Advertising

Emergency Safety Tips for Pet Owners

Flooding Pet Safety

 

With climate change the way it is, we’re seeing an increasing number of news stories about flooding and lost pets. To help you survive such an emergency, it’s important to plan ahead and take the steps necessary to ensure your pet’s safety during a natural disaster.

 

Canada has seen a record-breaking amount of rainfall this year and some of the worst cases of flooding. This weather pattern is going to become more typical as the planets gets warmer, so it now becomes necessary to think about pet safety and how to prepare for such an emergency. 

 

Some of the best advice comes from the Federal Emergency Management Agency (FEMA):

 

  1. Prepare
  2. Plan
  3. Stay Informed

 

In association with the American Kennel Club, The American Society for the Prevention of Cruelty to Animals, American Veterinary Medical Association, and The Humane Society of the U.S., FEMA has published an emergency guide for pet owners. Here are some of the most important tips to help you prepare for such an emergency:

 

Emergency Safety Tips for Pet Owners

 

Prepare – pack a bag stuffed with enough essentials for several days, including:

 

  • Enough food and water for 3 days.
  • Uptodate medicines and vaccination records.
  • Pet first aid kit.
  • Collar with ID tag, harness, leash.
  • Kitty litter, puppy pads, poop bags, and sanitary wipes.
  • A photo of you and your pet in case you get separated.

 

Make sure you have an adequate and secure animal carrier with enough blankets and toys to help your pet feel secure. I would strongly advise getting an FDA approved life jacket as well, just to be on the safe side.

 

Plan – in the event of a natural disaster, assess the situation and decide whether you should stay or go. Put together an action plan well in advance of any emergency situations:

 

  • Develop an evacuation plan and map out your journey.
  • Identify which shelters in your area are pet friendly.
  • Search out nearby pet friendly hotels and motels.
  • Practice your evacuation plan with your family so everyone knows the drill.
  • Develop a buddy system with a neighbour in case of your absence.

 

Stay Informed – if there’s a weather system moving into your area, stay tuned to alerts and advisories and act accordingly for the safety of your pets and family.

 

In these uncertain times, it pays to take the necessary steps to keep ourselves and our beloved pets safe from harm.

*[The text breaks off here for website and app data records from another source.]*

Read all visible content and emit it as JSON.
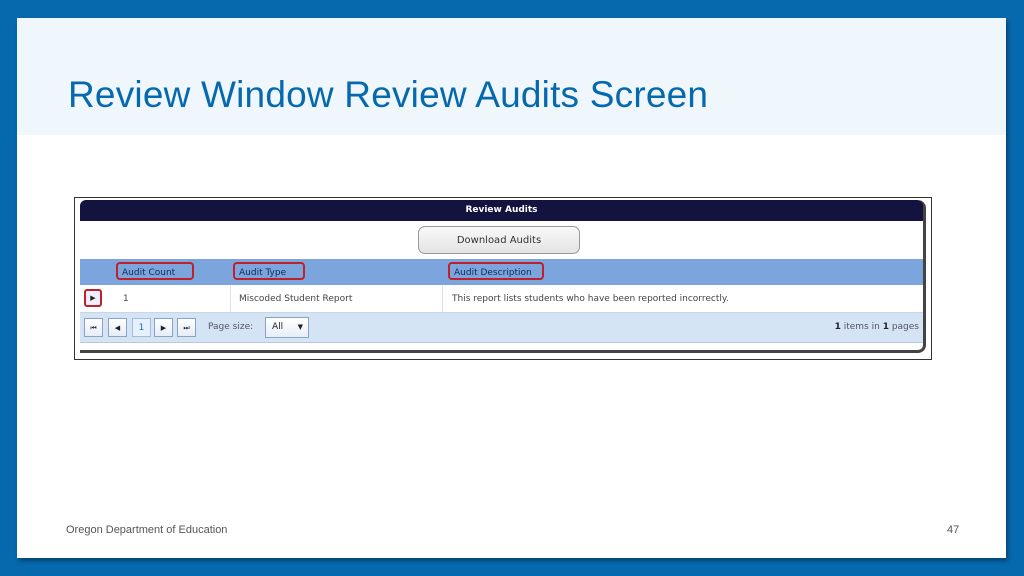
{
  "slide": {
    "title": "Review Window Review Audits Screen",
    "footer_left": "Oregon Department of Education",
    "page_number": "47"
  },
  "colors": {
    "frame": "#0669ad",
    "title": "#0669ad",
    "panel_header": "#14133f",
    "table_header": "#7ba5dc",
    "highlight": "#c0202a"
  },
  "screenshot": {
    "panel_title": "Review Audits",
    "download_button": "Download Audits",
    "columns": [
      "Audit Count",
      "Audit Type",
      "Audit Description"
    ],
    "rows": [
      {
        "expand_icon": "triangle-right-icon",
        "audit_count": "1",
        "audit_type": "Miscoded Student Report",
        "audit_description": "This report lists students who have been reported incorrectly."
      }
    ],
    "pager": {
      "first_icon": "⏮",
      "prev_icon": "◀",
      "current_page": "1",
      "next_icon": "▶",
      "last_icon": "⏭",
      "page_size_label": "Page size:",
      "page_size_value": "All",
      "items_count": "1",
      "items_text": "items in",
      "pages_count": "1",
      "pages_text": "pages"
    }
  }
}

We hope these tips help.

 

Resources:

 

1. FEMA: Prepare For Emergencies Now; Information For Pet Owners

2. Ready.gov – Pets and Animals

3. Get Prepared: Pets and Service Animals

 

Written by: Natalie Secretan

Photo by: Colin Key